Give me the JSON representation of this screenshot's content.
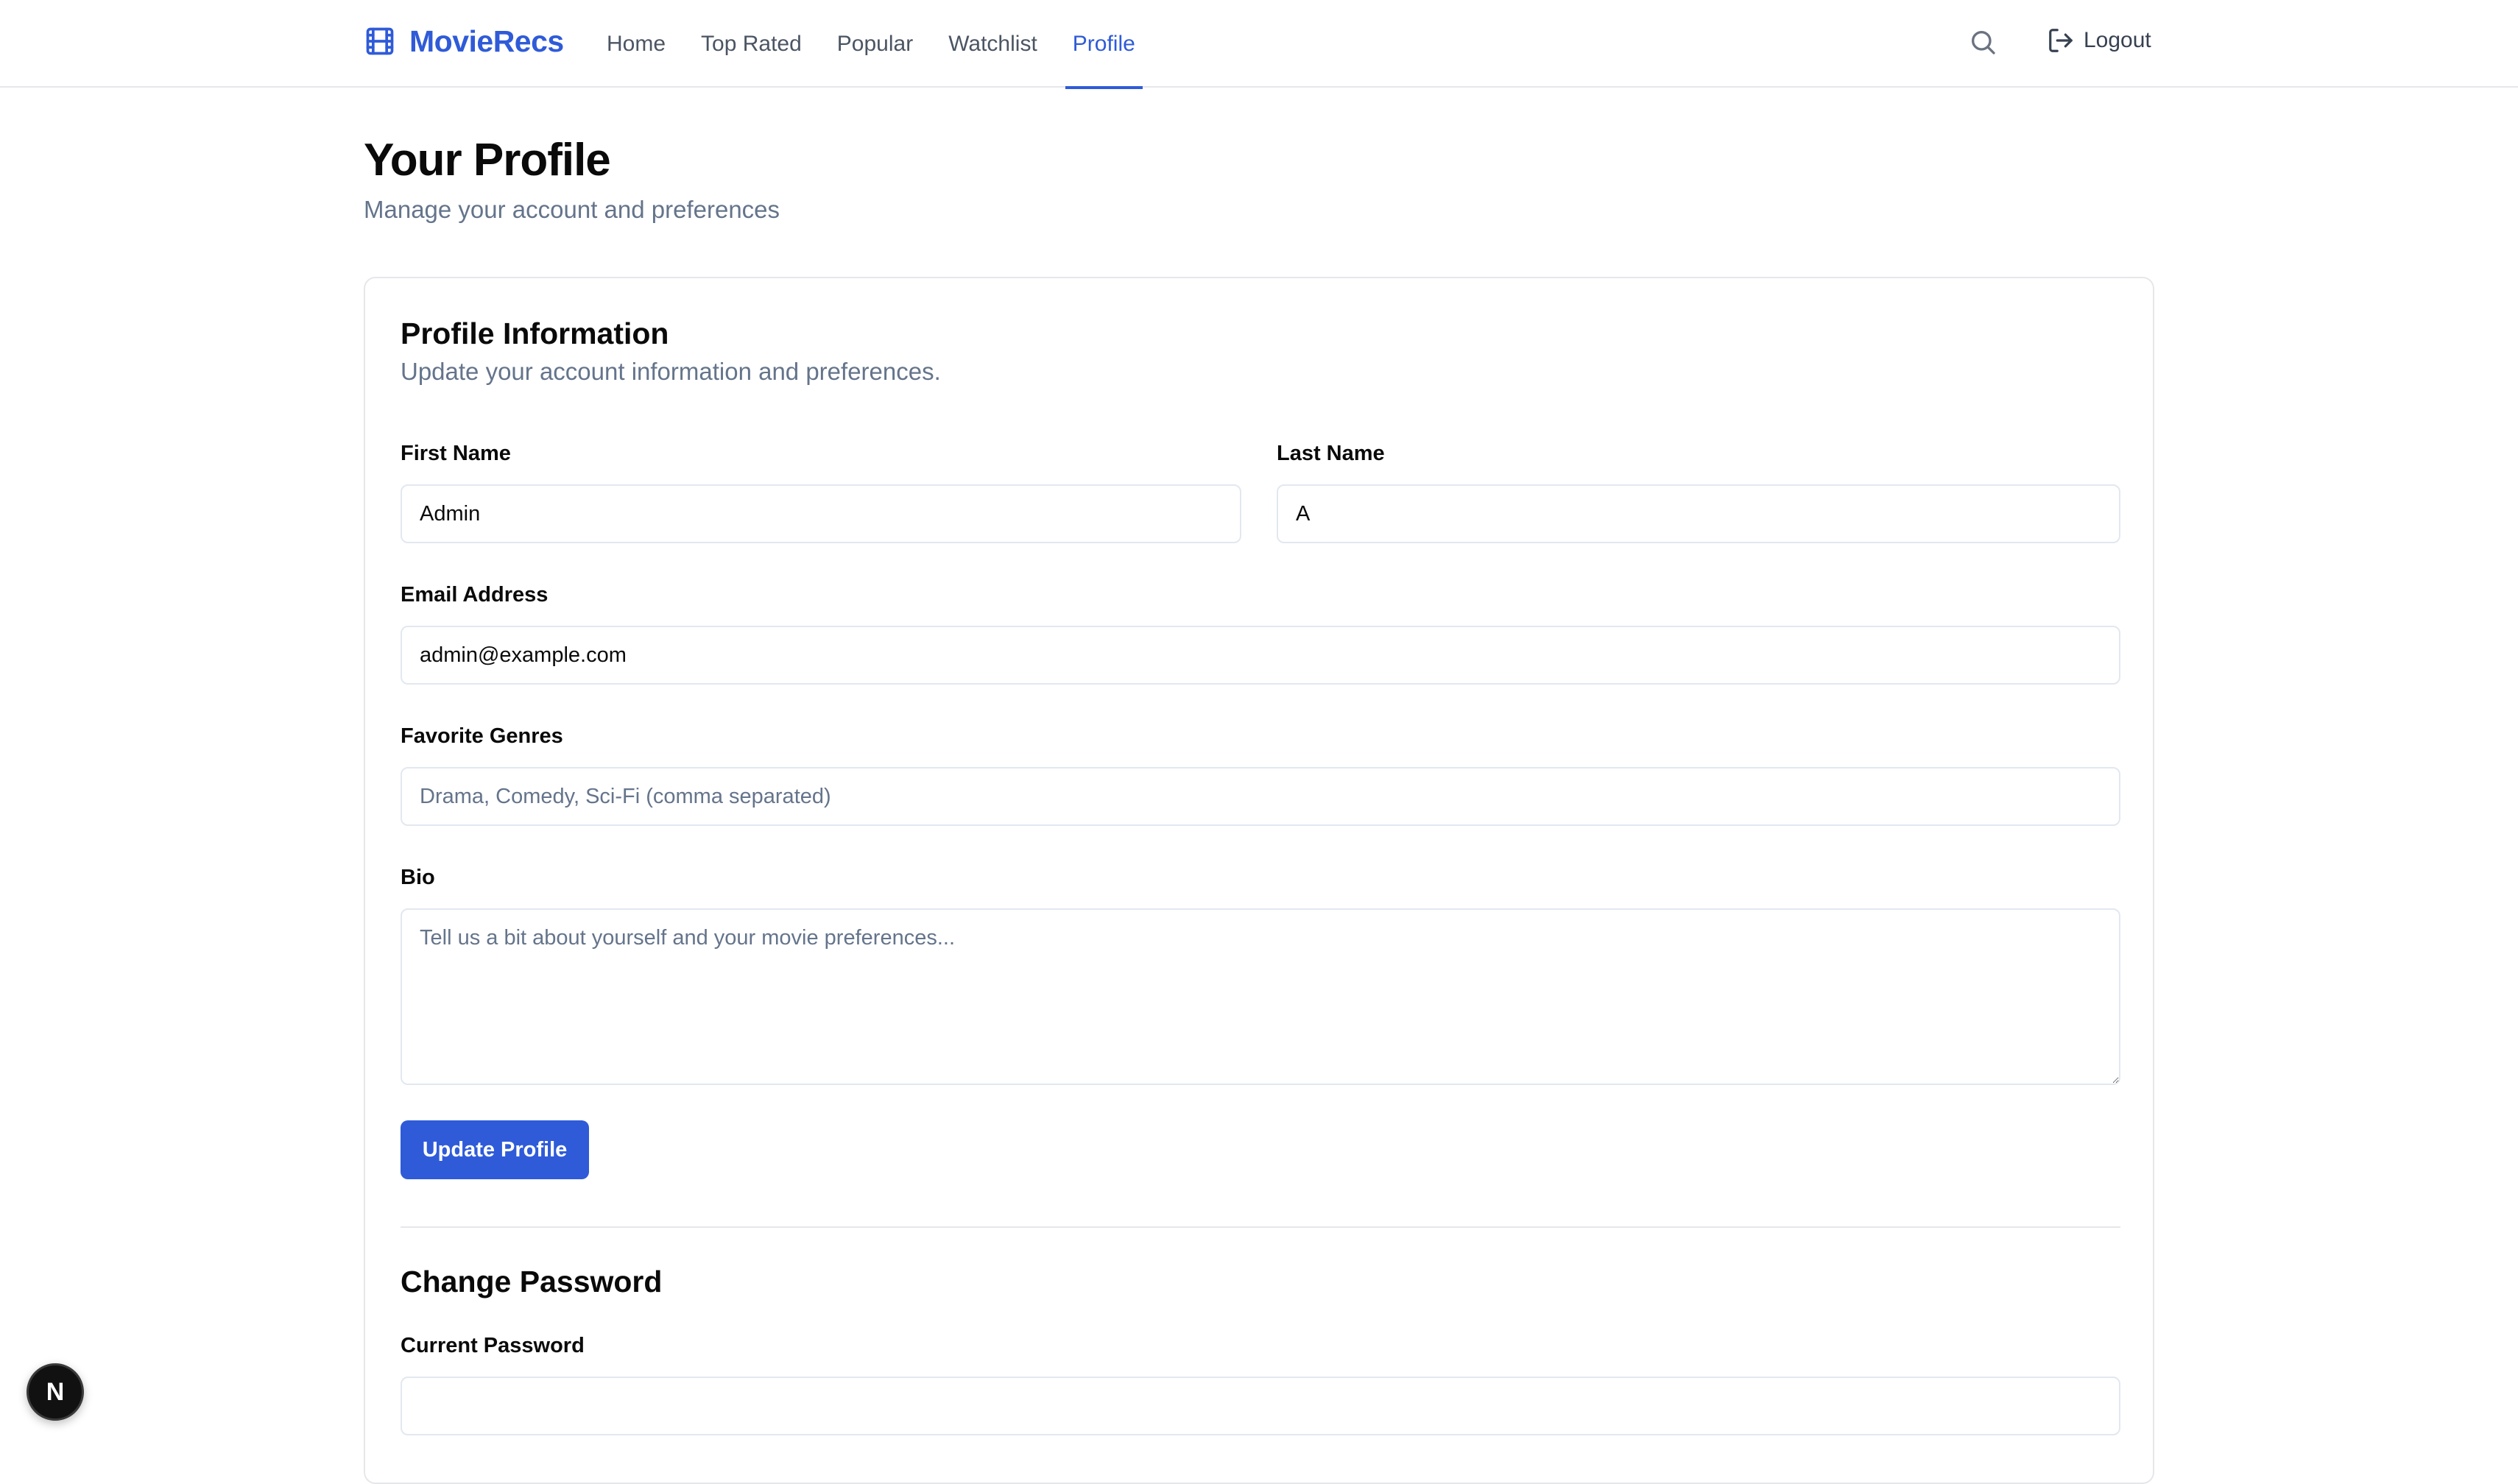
{
  "app": {
    "name": "MovieRecs",
    "brand_icon": "film-icon",
    "accent_color": "#2f5bd8"
  },
  "nav": {
    "items": [
      {
        "label": "Home"
      },
      {
        "label": "Top Rated"
      },
      {
        "label": "Popular"
      },
      {
        "label": "Watchlist"
      },
      {
        "label": "Profile",
        "active": true
      }
    ],
    "search_icon": "search-icon",
    "logout_label": "Logout",
    "logout_icon": "logout-icon"
  },
  "page": {
    "title": "Your Profile",
    "subtitle": "Manage your account and preferences"
  },
  "profile_card": {
    "title": "Profile Information",
    "subtitle": "Update your account information and preferences.",
    "first_name": {
      "label": "First Name",
      "value": "Admin"
    },
    "last_name": {
      "label": "Last Name",
      "value": "A"
    },
    "email": {
      "label": "Email Address",
      "value": "admin@example.com"
    },
    "genres": {
      "label": "Favorite Genres",
      "value": "",
      "placeholder": "Drama, Comedy, Sci-Fi (comma separated)"
    },
    "bio": {
      "label": "Bio",
      "value": "",
      "placeholder": "Tell us a bit about yourself and your movie preferences..."
    },
    "submit_label": "Update Profile"
  },
  "password_section": {
    "title": "Change Password",
    "current_password": {
      "label": "Current Password",
      "value": ""
    }
  },
  "badge": {
    "letter": "N"
  }
}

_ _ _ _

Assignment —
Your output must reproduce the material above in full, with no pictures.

Exercise answer —
Give me the JSON representation of this screenshot's content.
{
  "app": {
    "name": "MovieRecs",
    "brand_icon": "film-icon",
    "accent_color": "#2f5bd8"
  },
  "nav": {
    "items": [
      {
        "label": "Home"
      },
      {
        "label": "Top Rated"
      },
      {
        "label": "Popular"
      },
      {
        "label": "Watchlist"
      },
      {
        "label": "Profile",
        "active": true
      }
    ],
    "search_icon": "search-icon",
    "logout_label": "Logout",
    "logout_icon": "logout-icon"
  },
  "page": {
    "title": "Your Profile",
    "subtitle": "Manage your account and preferences"
  },
  "profile_card": {
    "title": "Profile Information",
    "subtitle": "Update your account information and preferences.",
    "first_name": {
      "label": "First Name",
      "value": "Admin"
    },
    "last_name": {
      "label": "Last Name",
      "value": "A"
    },
    "email": {
      "label": "Email Address",
      "value": "admin@example.com"
    },
    "genres": {
      "label": "Favorite Genres",
      "value": "",
      "placeholder": "Drama, Comedy, Sci-Fi (comma separated)"
    },
    "bio": {
      "label": "Bio",
      "value": "",
      "placeholder": "Tell us a bit about yourself and your movie preferences..."
    },
    "submit_label": "Update Profile"
  },
  "password_section": {
    "title": "Change Password",
    "current_password": {
      "label": "Current Password",
      "value": ""
    }
  },
  "badge": {
    "letter": "N"
  }
}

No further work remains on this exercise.